I was loved, like a house on fire, in a relationship that lasted a quarter-century. My time as Mark’s girlfriend, and then Mark’s wife was blessed and special and holy. We had some great fights; we were proud that we knew how to fight. We had rough roads, sometimes for long stretches. Money was always tight. We got on each other’s nerves. We’d get too busy and grow apart, and then circle back around, look at each other and zing! the spark would re-light and we were stupid with honeymoon love.
The poem below is by my favorite contemporary poet, Mary Oliver. It’s used here without permission. I’d print just the link, but her words are what broke me open today, and allowed me to sit in stillness long enough to write. That hasn’t happened in a long, long while.
My path today is filled with constant distractions. I work too much. When I am not working, I find distractions to keep my mind busy because it’s in the pauses that it hits me. He’s gone.
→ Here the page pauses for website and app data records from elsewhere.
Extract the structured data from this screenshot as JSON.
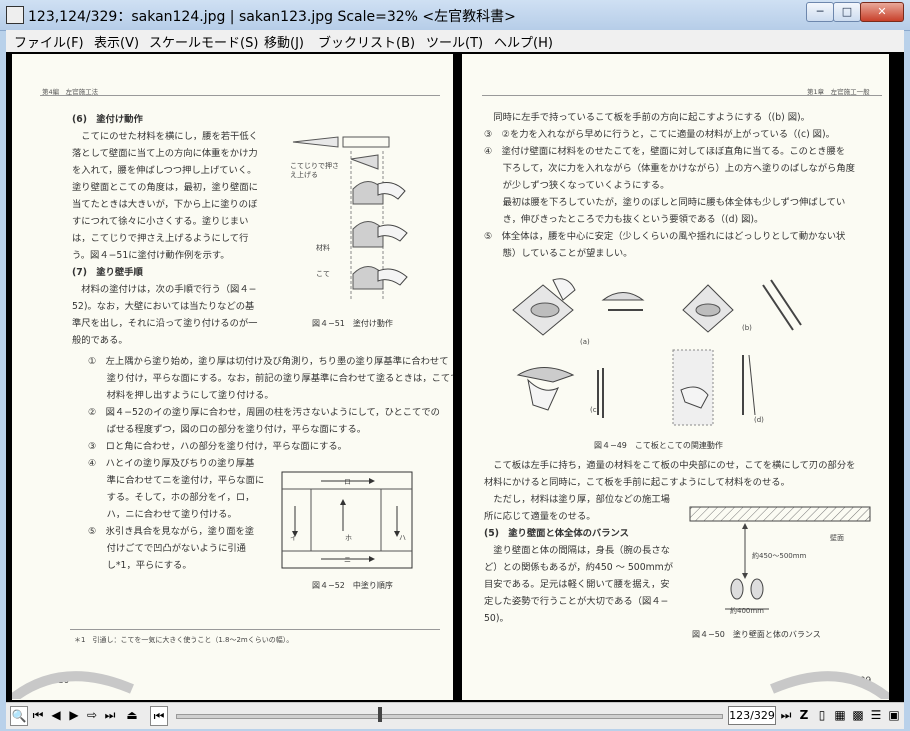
{
  "window": {
    "title": "123,124/329：sakan124.jpg | sakan123.jpg  Scale=32%   <左官教科書>"
  },
  "menu": [
    "ファイル(F)",
    "表示(V)",
    "スケールモード(S)",
    "移動(J)",
    "ブックリスト(B)",
    "ツール(T)",
    "ヘルプ(H)"
  ],
  "left": {
    "header": "第4編　左官施工法",
    "lines": [
      "(6)　塗付け動作",
      "　こてにのせた材料を横にし，腰を若干低く",
      "落として壁面に当て上の方向に体重をかけ力",
      "を入れて，腰を伸ばしつつ押し上げていく。",
      "塗り壁面とこての角度は，最初，塗り壁面に",
      "当てたときは大きいが，下から上に塗りのぼ",
      "すにつれて徐々に小さくする。塗りじまい",
      "は，こてじりで押さえ上げるようにして行",
      "う。図４−51に塗付け動作例を示す。",
      "(7)　塗り壁手順",
      "　材料の塗付けは，次の手順で行う（図４−",
      "52)。なお，大壁においては当たりなどの基",
      "準尺を出し，それに沿って塗り付けるのが一",
      "般的である。"
    ],
    "fig51_caption": "図４−51　塗付け動作",
    "fig51_labels": [
      "こてじりで押さえ上げる",
      "材料",
      "こて"
    ],
    "steps": [
      "①　左上隅から塗り始め，塗り厚は切付け及び角測り，ちり墨の塗り厚基準に合わせて",
      "　　塗り付け，平らな面にする。なお，前記の塗り厚基準に合わせて塗るときは，こてで",
      "　　材料を押し出すようにして塗り付ける。",
      "②　図４−52のイの塗り厚に合わせ，周囲の柱を汚さないようにして，ひとこてでの",
      "　　ばせる程度ずつ，図のロの部分を塗り付け，平らな面にする。",
      "③　ロと角に合わせ，ハの部分を塗り付け，平らな面にする。",
      "④　ハとイの塗り厚及びちりの塗り厚基",
      "　　準に合わせてニを塗付け，平らな面に",
      "　　する。そして，ホの部分をイ，ロ，",
      "　　ハ，ニに合わせて塗り付ける。",
      "⑤　氷引き具合を見ながら，塗り面を塗",
      "　　付けごてで凹凸がないように引通",
      "　　し*1，平らにする。"
    ],
    "fig52_labels": [
      "ロ",
      "イ",
      "ホ",
      "ハ",
      "ニ"
    ],
    "fig52_caption": "図４−52　中塗り順序",
    "footnote": "＊1　引通し：こてを一気に大きく使うこと（1.8～2mくらいの幅）。",
    "page_number": "110"
  },
  "right": {
    "header": "第1章　左官施工一般",
    "lines": [
      "　同時に左手で持っているこて板を手前の方向に起こすようにする（(b) 図)。",
      "③　②を力を入れながら早めに行うと，こてに適量の材料が上がっている（(c) 図)。",
      "④　塗付け壁面に材料をのせたこてを，壁面に対してほぼ直角に当てる。このとき腰を",
      "　　下ろして，次に力を入れながら（体重をかけながら）上の方へ塗りのばしながら角度",
      "　　が少しずつ狭くなっていくようにする。",
      "　　最初は腰を下ろしていたが，塗りのぼしと同時に腰も体全体も少しずつ伸ばしてい",
      "　　き，伸びきったところで力も抜くという要領である（(d) 図)。",
      "⑤　体全体は，腰を中心に安定（少しくらいの風や揺れにはどっしりとして動かない状",
      "　　態）していることが望ましい。"
    ],
    "fig49_labels": [
      "(a)",
      "(b)",
      "(c)",
      "(d)"
    ],
    "fig49_caption": "図４−49　こて板とこての関連動作",
    "lines2": [
      "　こて板は左手に持ち，適量の材料をこて板の中央部にのせ，こてを横にして刃の部分を",
      "材料にかけると同時に，こて板を手前に起こすようにして材料をのせる。",
      "　ただし，材料は塗り厚，部位などの施工場",
      "所に応じて適量をのせる。",
      "(5)　塗り壁面と体全体のバランス",
      "　塗り壁面と体の間隔は，身長（腕の長さな",
      "ど）との関係もあるが，約450 ～ 500mmが",
      "目安である。足元は軽く開いて腰を据え，安",
      "定した姿勢で行うことが大切である（図４−",
      "50)。"
    ],
    "fig50_labels": [
      "壁面",
      "約450〜500mm",
      "約400mm"
    ],
    "fig50_caption": "図４−50　塗り壁面と体のバランス",
    "page_number": "109"
  },
  "toolbar": {
    "page_indicator": "123/329"
  }
}
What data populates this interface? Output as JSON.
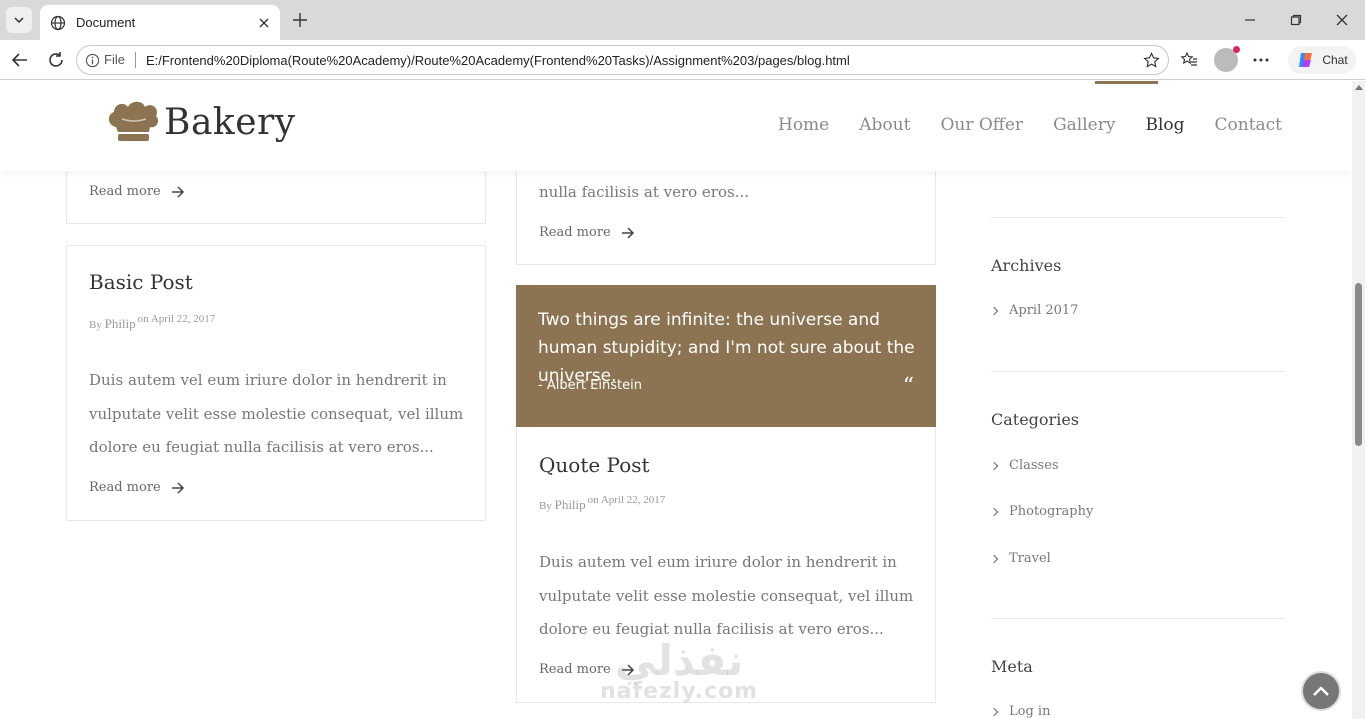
{
  "browser": {
    "tab_title": "Document",
    "address_prefix": "File",
    "url": "E:/Frontend%20Diploma(Route%20Academy)/Route%20Academy(Frontend%20Tasks)/Assignment%203/pages/blog.html",
    "chat_label": "Chat"
  },
  "site": {
    "logo_text": "Bakery",
    "nav": [
      {
        "label": "Home"
      },
      {
        "label": "About"
      },
      {
        "label": "Our Offer"
      },
      {
        "label": "Gallery"
      },
      {
        "label": "Blog",
        "active": true
      },
      {
        "label": "Contact"
      }
    ]
  },
  "posts": {
    "top_left": {
      "read_more": "Read more"
    },
    "top_middle": {
      "excerpt_end": "nulla facilisis at vero eros...",
      "read_more": "Read more"
    },
    "basic": {
      "title": "Basic Post",
      "by": "By",
      "author": "Philip",
      "date": "on April 22, 2017",
      "excerpt": "Duis autem vel eum iriure dolor in hendrerit in vulputate velit esse molestie consequat, vel illum dolore eu feugiat nulla facilisis at vero eros...",
      "read_more": "Read more"
    },
    "quote": {
      "quote_text": "Two things are infinite: the universe and human stupidity; and I'm not sure about the universe.",
      "quote_author": "- Albert Einstein",
      "title": "Quote Post",
      "by": "By",
      "author": "Philip",
      "date": "on April 22, 2017",
      "excerpt": "Duis autem vel eum iriure dolor in hendrerit in vulputate velit esse molestie consequat, vel illum dolore eu feugiat nulla facilisis at vero eros...",
      "read_more": "Read more"
    }
  },
  "sidebar": {
    "archives": {
      "title": "Archives",
      "items": [
        "April 2017"
      ]
    },
    "categories": {
      "title": "Categories",
      "items": [
        "Classes",
        "Photography",
        "Travel"
      ]
    },
    "meta": {
      "title": "Meta",
      "items": [
        "Log in"
      ]
    }
  },
  "watermark": {
    "arabic": "نفذلي",
    "latin": "nafezly.com"
  },
  "colors": {
    "accent": "#8c7351"
  }
}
And I clench my jaw and push on, because that’s what I have to do, push on.
This pause is for Mark and me, the honeymooners, so lucky in love.
When Death Comes
By Mary Oliver
When death comes
like the hungry bear in autumn;
when death comes and takes all the bright coins from his purse
to buy me, and snaps his purse shut;
when death comes
like the measle-pox;
when death comes
like an iceberg between the shoulder blades,
I want to step through the door full of curiosity, wondering:
what is it going to be like, that cottage of darkness?
And therefore I look upon everything
as a brotherhood and a sisterhood,
and I look upon time as no more than an idea,
and I consider eternity as another possibility,
and I think of each life as a flower, as common
as a field daisy, and as singular,
and each name a comfortable music in the mouth
tending as all music does, toward silence,
and each body a lion of courage, and something
precious to the earth.
When it’s over, I want to say: all my life
I was a bride married to amazement.
I was a bridegroom, taking the world into my arms.
When it’s over, I don’t want to wonder
if I have made of my life something particular, and real.
I don’t want to find myself sighing and frightened
or full of argument.
I don’t want to end up simply having visited this world.